In a major boost for the defense, Jeffrey Rothschild, a credit-card con man who federal authorities placed in a cell with convict Jose Ramos in 1991, said he used his own experience with tell-all alcoholism therapy to get Ramos to open up about young boys.
"Ramos admitted to me in the plainest possible language the sex he had with Etan Patz," Rothschild testified, laying out to wincing jurors the details of sex acts Ramos said he had engaged in with Etan at Ramos' apartment, and Etan's resistance.
After relating the talk, Rothschild, 67, said his two weeks with Ramos in a segregation unit at the upstate Otisville federal prison was unforgettable. "I thought my life was a total mess," he testified, "but then I realized there are people deeper and darker than me."
Etan vanished without a trace on his way to get a school bus in SoHo on May 25, 1979. Hernandez, 53, of Maple Shade, New Jersey, told police in a now-disputed 2012 confession that as a teen working in a SoHo bodega, he lured Etan into the basement and strangled him.
The defense contends the confession was a delusion caused by a mental disorder, and has tried to focus jurors on a federal probe in the late 1980s of Ramos, based on his links to a woman who had chaperoned Etan to school in 1979 and inculpatory statements Ramos made to federal prosecutor Stuart GraBois and two informants.
Prosecutors say any case against Ramos is full of holes and Rothschild's claims, which have long been public, are not credible because he has a 40-year record of fraud, he might have lied to win favors, and none of Ramos' purported admissions were taped.
But in his first day on the stand, the white-haired ex-fraudster was cool, personable and disarming -- answering slowly, regretfully admitting he had always been a career liar out for himself, and mixing courtly apologies for mistakes with a colorful narrative.
Rothschild said he was a Jewish "jailhouse lawyer," and connected with Ramos because he wanted advice and was studying Judaism.
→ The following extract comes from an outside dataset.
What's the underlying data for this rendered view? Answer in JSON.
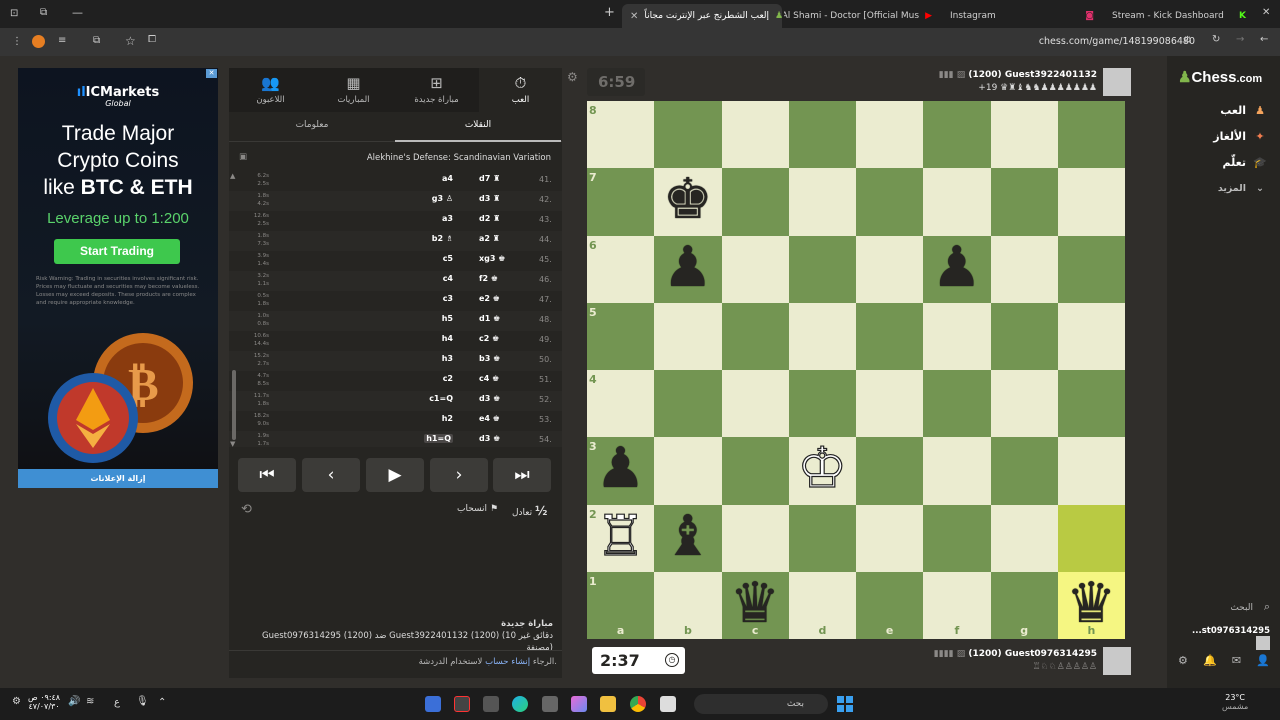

After his release, Rothschild got into a new scrape with the law, saw a news report about Ramos and Etan, and decided to use the friendship to help himself.
Back inside, Rothschild said, he used Ramos' anger at GraBois and occasional shows of guilt to tease out tidbits about Etan -- whom he called "Eatin." Ramos said he used his tie with the chaperone to approach Etan, telling the boy, "Hi, I'm Susan's friend."
Jurors saw a map of SoHo that Ramos drew, according to Rothschild, with an "x" where he picked up Etan -- near the bodega and the school bus stop -- and the location of his nearby apartment on West Fourth Street.
Ramos never admitted killing Etan, Rothschild testified, but at one point said in an outburst at GraBois, "That [expletive] knows I did it. He can't prove it and it's killing him. Good. Let it kill him, and we'll both be buried next to Eatin.
When Rothschild asked if the boy was dead, he testified that Ramos responded, "Of course . . . But there is no proof and the kidnapping statutes are over." It was an apparent reference to the time limits on a prosecution for kidnapping.
The trial resumes Friday.